The data:
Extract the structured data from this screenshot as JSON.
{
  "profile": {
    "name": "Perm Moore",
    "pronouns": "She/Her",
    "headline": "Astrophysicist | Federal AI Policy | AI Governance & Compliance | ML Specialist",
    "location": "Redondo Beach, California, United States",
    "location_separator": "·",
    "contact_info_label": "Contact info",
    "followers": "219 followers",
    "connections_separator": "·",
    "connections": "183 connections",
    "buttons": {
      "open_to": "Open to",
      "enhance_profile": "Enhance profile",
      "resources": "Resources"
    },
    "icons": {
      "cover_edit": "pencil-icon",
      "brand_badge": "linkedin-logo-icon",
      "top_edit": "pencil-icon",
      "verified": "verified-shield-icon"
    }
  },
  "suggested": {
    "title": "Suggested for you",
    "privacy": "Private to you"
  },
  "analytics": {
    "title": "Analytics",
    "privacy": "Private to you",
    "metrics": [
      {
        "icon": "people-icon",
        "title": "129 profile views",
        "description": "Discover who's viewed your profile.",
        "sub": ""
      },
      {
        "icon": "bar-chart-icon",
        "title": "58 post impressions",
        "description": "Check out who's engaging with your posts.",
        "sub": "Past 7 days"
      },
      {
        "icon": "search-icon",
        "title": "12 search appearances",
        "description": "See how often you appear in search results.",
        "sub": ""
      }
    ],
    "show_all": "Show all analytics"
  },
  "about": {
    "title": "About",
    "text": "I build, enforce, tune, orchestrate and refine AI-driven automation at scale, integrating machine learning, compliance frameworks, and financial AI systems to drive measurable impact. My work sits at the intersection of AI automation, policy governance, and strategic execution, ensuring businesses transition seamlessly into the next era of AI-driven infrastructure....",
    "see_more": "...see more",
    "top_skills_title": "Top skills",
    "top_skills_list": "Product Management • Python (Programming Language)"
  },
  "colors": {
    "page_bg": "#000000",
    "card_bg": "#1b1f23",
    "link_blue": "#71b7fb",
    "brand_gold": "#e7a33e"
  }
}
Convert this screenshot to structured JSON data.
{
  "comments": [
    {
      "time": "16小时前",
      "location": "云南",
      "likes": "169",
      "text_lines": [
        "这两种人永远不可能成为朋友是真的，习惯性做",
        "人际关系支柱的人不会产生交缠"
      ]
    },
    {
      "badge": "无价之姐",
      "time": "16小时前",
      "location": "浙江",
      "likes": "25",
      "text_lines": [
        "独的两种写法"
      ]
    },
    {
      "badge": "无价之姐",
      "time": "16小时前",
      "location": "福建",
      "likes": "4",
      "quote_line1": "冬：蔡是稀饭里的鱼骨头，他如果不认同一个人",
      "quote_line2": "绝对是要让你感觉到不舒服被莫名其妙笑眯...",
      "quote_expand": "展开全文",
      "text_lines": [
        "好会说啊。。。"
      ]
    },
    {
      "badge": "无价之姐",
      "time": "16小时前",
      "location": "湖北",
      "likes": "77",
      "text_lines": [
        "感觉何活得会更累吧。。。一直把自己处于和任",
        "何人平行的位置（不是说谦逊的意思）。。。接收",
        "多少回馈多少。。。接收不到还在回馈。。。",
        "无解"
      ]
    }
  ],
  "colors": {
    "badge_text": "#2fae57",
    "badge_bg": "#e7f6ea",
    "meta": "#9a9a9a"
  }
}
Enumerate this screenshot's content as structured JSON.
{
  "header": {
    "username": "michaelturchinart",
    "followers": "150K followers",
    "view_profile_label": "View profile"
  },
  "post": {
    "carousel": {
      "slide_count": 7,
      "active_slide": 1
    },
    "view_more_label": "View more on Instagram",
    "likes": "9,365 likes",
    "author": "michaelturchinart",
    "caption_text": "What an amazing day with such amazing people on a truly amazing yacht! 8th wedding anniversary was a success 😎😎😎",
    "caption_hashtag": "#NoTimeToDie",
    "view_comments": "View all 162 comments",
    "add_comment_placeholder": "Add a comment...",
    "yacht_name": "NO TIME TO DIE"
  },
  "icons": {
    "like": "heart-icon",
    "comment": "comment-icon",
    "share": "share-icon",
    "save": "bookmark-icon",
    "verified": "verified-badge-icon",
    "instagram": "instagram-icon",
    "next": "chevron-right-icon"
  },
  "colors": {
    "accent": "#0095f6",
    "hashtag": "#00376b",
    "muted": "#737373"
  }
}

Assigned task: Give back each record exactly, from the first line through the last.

Output below:
Extract the structured data from this screenshot as JSON.
{
  "profile": {
    "name": "Perm Moore",
    "pronouns": "She/Her",
    "headline": "Astrophysicist | Federal AI Policy | AI Governance & Compliance | ML Specialist",
    "location": "Redondo Beach, California, United States",
    "location_separator": "·",
    "contact_info_label": "Contact info",
    "followers": "219 followers",
    "connections_separator": "·",
    "connections": "183 connections",
    "buttons": {
      "open_to": "Open to",
      "enhance_profile": "Enhance profile",
      "resources": "Resources"
    },
    "icons": {
      "cover_edit": "pencil-icon",
      "brand_badge": "linkedin-logo-icon",
      "top_edit": "pencil-icon",
      "verified": "verified-shield-icon"
    }
  },
  "suggested": {
    "title": "Suggested for you",
    "privacy": "Private to you"
  },
  "analytics": {
    "title": "Analytics",
    "privacy": "Private to you",
    "metrics": [
      {
        "icon": "people-icon",
        "title": "129 profile views",
        "description": "Discover who's viewed your profile.",
        "sub": ""
      },
      {
        "icon": "bar-chart-icon",
        "title": "58 post impressions",
        "description": "Check out who's engaging with your posts.",
        "sub": "Past 7 days"
      },
      {
        "icon": "search-icon",
        "title": "12 search appearances",
        "description": "See how often you appear in search results.",
        "sub": ""
      }
    ],
    "show_all": "Show all analytics"
  },
  "about": {
    "title": "About",
    "text": "I build, enforce, tune, orchestrate and refine AI-driven automation at scale, integrating machine learning, compliance frameworks, and financial AI systems to drive measurable impact. My work sits at the intersection of AI automation, policy governance, and strategic execution, ensuring businesses transition seamlessly into the next era of AI-driven infrastructure....",
    "see_more": "...see more",
    "top_skills_title": "Top skills",
    "top_skills_list": "Product Management • Python (Programming Language)"
  },
  "colors": {
    "page_bg": "#000000",
    "card_bg": "#1b1f23",
    "link_blue": "#71b7fb",
    "brand_gold": "#e7a33e"
  }
}
Convert this screenshot to structured JSON data.
{
  "comments": [
    {
      "time": "16小时前",
      "location": "云南",
      "likes": "169",
      "text_lines": [
        "这两种人永远不可能成为朋友是真的，习惯性做",
        "人际关系支柱的人不会产生交缠"
      ]
    },
    {
      "badge": "无价之姐",
      "time": "16小时前",
      "location": "浙江",
      "likes": "25",
      "text_lines": [
        "独的两种写法"
      ]
    },
    {
      "badge": "无价之姐",
      "time": "16小时前",
      "location": "福建",
      "likes": "4",
      "quote_line1": "冬：蔡是稀饭里的鱼骨头，他如果不认同一个人",
      "quote_line2": "绝对是要让你感觉到不舒服被莫名其妙笑眯...",
      "quote_expand": "展开全文",
      "text_lines": [
        "好会说啊。。。"
      ]
    },
    {
      "badge": "无价之姐",
      "time": "16小时前",
      "location": "湖北",
      "likes": "77",
      "text_lines": [
        "感觉何活得会更累吧。。。一直把自己处于和任",
        "何人平行的位置（不是说谦逊的意思）。。。接收",
        "多少回馈多少。。。接收不到还在回馈。。。",
        "无解"
      ]
    }
  ],
  "colors": {
    "badge_text": "#2fae57",
    "badge_bg": "#e7f6ea",
    "meta": "#9a9a9a"
  }
}
Enumerate this screenshot's content as structured JSON.
{
  "header": {
    "username": "michaelturchinart",
    "followers": "150K followers",
    "view_profile_label": "View profile"
  },
  "post": {
    "carousel": {
      "slide_count": 7,
      "active_slide": 1
    },
    "view_more_label": "View more on Instagram",
    "likes": "9,365 likes",
    "author": "michaelturchinart",
    "caption_text": "What an amazing day with such amazing people on a truly amazing yacht! 8th wedding anniversary was a success 😎😎😎",
    "caption_hashtag": "#NoTimeToDie",
    "view_comments": "View all 162 comments",
    "add_comment_placeholder": "Add a comment...",
    "yacht_name": "NO TIME TO DIE"
  },
  "icons": {
    "like": "heart-icon",
    "comment": "comment-icon",
    "share": "share-icon",
    "save": "bookmark-icon",
    "verified": "verified-badge-icon",
    "instagram": "instagram-icon",
    "next": "chevron-right-icon"
  },
  "colors": {
    "accent": "#0095f6",
    "hashtag": "#00376b",
    "muted": "#737373"
  }
}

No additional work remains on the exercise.